[TASK STATEMENT]: How many lines in the records below contain the word "groupNum"? Reply with that number only.

Records from a data collection

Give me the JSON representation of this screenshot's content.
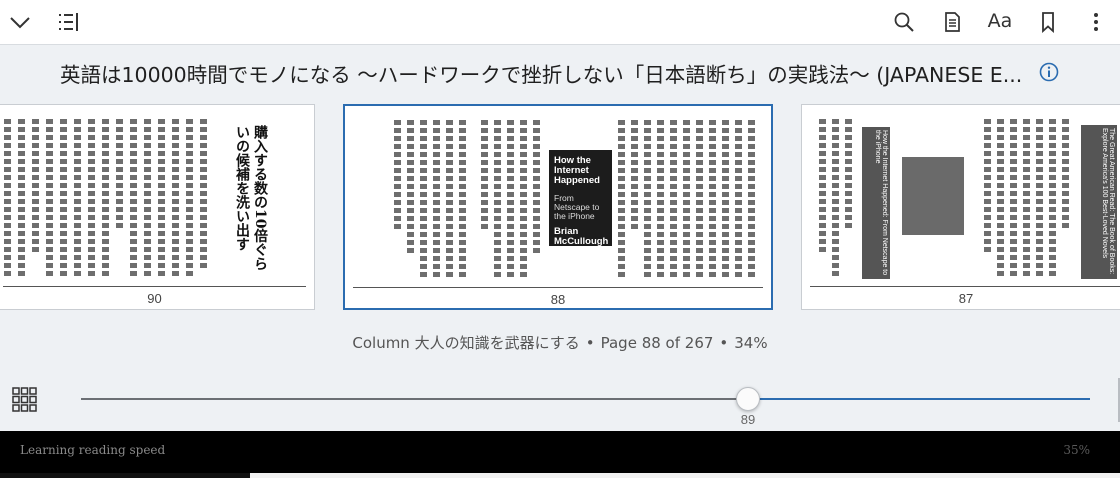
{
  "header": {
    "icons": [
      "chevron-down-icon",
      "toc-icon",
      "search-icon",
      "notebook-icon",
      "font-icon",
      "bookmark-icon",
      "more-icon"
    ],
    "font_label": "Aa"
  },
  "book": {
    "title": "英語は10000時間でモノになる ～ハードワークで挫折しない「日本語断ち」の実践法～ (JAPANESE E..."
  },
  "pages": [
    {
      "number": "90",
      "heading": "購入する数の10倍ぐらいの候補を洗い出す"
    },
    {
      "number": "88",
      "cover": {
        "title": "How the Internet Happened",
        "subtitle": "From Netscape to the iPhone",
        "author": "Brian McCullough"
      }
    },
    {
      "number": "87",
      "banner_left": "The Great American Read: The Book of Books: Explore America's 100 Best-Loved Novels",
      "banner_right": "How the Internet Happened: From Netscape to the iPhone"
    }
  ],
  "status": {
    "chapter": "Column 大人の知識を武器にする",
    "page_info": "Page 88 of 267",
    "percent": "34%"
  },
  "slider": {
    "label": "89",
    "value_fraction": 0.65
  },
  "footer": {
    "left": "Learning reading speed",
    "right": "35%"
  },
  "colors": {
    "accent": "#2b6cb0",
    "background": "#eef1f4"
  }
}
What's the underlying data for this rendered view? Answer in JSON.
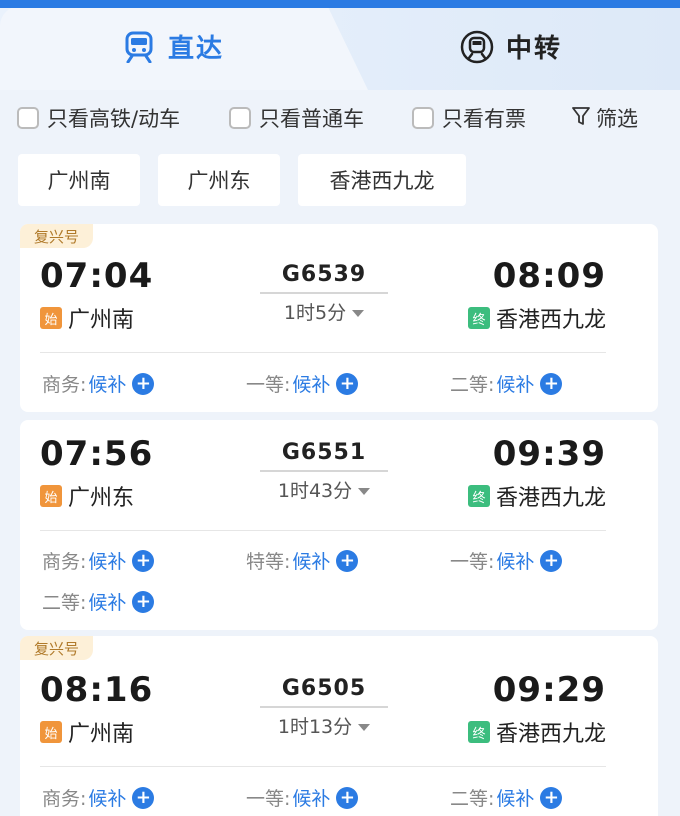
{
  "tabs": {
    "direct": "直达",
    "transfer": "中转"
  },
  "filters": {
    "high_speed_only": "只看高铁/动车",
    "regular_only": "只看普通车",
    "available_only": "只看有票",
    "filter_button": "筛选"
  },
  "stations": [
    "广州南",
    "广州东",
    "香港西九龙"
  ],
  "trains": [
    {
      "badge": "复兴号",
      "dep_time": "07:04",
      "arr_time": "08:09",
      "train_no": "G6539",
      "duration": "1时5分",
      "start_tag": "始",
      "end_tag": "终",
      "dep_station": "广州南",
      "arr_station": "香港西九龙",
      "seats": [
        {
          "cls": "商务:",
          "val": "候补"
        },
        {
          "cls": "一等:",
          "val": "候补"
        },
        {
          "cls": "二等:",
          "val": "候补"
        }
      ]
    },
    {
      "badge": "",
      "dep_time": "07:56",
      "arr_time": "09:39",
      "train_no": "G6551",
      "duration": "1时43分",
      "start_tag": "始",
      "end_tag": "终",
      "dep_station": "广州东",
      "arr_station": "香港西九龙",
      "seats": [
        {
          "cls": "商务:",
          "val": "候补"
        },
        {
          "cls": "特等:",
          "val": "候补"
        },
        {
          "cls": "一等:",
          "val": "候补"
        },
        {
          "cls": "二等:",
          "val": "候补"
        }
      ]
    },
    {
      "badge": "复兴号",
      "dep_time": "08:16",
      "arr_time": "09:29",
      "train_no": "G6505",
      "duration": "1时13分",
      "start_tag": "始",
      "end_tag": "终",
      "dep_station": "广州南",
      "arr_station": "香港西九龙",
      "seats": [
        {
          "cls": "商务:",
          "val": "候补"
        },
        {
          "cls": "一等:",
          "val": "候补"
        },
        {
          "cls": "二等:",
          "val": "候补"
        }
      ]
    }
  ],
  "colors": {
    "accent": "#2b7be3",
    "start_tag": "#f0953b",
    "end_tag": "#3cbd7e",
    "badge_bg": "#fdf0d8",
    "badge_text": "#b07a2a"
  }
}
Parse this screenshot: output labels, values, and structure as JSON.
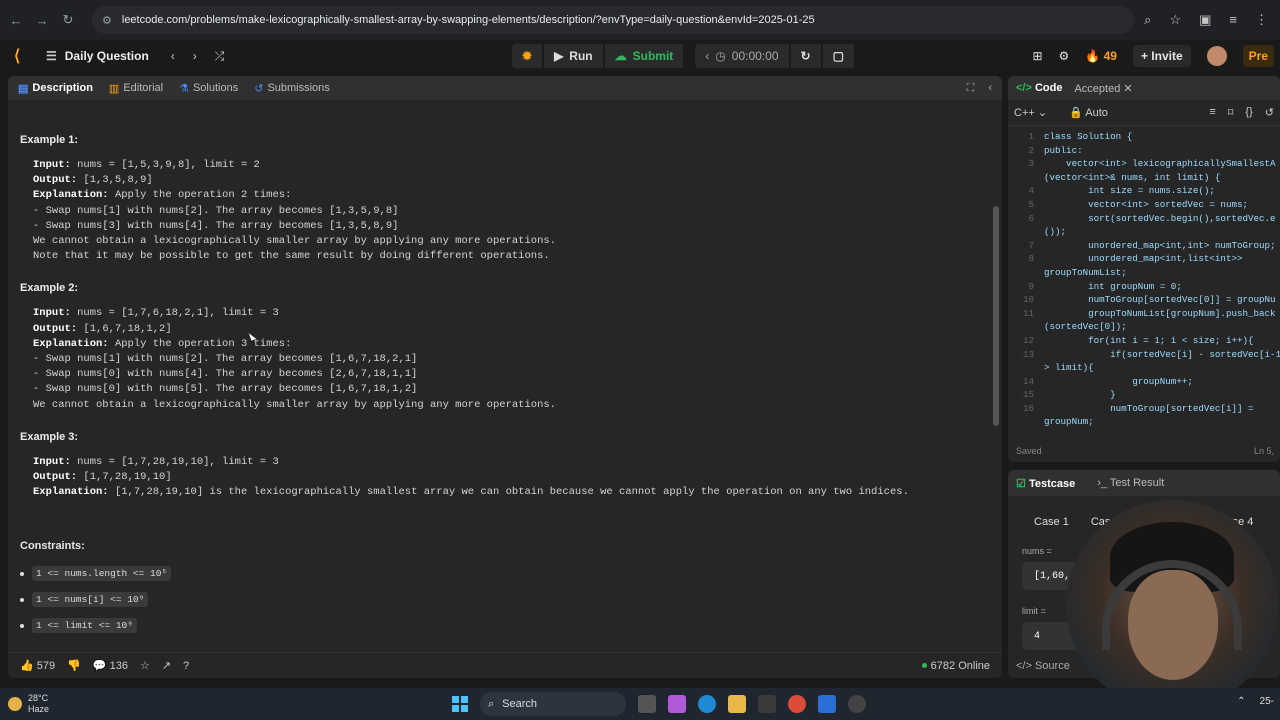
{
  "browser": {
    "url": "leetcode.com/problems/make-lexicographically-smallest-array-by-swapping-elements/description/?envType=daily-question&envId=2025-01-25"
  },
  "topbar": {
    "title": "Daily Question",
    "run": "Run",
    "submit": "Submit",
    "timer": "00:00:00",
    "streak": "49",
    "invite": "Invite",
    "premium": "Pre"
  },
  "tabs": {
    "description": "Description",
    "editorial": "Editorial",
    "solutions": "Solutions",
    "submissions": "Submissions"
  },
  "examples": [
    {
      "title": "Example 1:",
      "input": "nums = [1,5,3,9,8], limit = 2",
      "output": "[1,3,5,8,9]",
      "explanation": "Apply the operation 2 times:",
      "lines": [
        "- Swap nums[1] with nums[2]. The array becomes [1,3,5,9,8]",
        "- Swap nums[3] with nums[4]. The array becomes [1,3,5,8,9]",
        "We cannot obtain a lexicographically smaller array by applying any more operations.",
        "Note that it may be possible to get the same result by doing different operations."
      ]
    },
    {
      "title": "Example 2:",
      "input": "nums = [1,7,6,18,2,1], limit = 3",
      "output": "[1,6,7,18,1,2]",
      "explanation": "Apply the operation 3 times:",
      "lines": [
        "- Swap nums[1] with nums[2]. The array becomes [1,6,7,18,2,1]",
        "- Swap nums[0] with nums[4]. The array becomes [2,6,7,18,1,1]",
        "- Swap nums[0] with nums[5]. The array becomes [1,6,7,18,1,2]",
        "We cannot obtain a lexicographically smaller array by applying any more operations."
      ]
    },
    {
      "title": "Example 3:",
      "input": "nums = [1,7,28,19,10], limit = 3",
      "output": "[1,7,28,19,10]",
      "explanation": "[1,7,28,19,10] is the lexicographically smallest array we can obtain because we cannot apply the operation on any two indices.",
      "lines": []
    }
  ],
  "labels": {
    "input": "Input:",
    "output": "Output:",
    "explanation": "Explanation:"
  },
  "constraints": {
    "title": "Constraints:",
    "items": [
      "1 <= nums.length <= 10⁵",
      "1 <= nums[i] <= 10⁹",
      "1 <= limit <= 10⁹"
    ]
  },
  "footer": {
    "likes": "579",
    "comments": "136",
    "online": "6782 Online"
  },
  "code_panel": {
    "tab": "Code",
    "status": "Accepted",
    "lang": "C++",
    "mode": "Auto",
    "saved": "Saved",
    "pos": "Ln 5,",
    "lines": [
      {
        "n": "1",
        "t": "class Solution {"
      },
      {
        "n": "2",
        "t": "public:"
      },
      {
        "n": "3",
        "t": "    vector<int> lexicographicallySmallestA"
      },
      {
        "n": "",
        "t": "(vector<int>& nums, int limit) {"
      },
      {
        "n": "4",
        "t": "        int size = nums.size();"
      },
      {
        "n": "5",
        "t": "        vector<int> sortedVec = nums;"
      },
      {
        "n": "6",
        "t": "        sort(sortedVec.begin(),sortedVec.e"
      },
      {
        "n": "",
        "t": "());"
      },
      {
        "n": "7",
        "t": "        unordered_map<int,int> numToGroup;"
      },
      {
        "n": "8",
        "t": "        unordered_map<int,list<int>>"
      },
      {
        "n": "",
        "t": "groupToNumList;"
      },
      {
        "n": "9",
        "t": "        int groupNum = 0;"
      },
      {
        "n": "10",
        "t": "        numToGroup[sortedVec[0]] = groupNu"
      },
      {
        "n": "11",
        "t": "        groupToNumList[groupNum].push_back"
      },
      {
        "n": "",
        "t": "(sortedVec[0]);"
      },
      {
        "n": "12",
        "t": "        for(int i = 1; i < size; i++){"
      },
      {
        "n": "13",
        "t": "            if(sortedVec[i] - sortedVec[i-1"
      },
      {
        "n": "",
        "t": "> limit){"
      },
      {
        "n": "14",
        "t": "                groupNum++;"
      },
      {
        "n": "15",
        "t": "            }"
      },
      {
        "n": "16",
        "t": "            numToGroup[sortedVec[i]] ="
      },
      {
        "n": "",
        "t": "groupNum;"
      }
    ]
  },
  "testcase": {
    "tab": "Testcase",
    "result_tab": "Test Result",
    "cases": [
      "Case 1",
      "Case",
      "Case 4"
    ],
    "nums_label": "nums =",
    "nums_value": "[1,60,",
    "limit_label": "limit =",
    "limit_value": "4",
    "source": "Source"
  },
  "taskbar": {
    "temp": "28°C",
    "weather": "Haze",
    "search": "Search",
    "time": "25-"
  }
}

[YOUR RESPONSE]: 4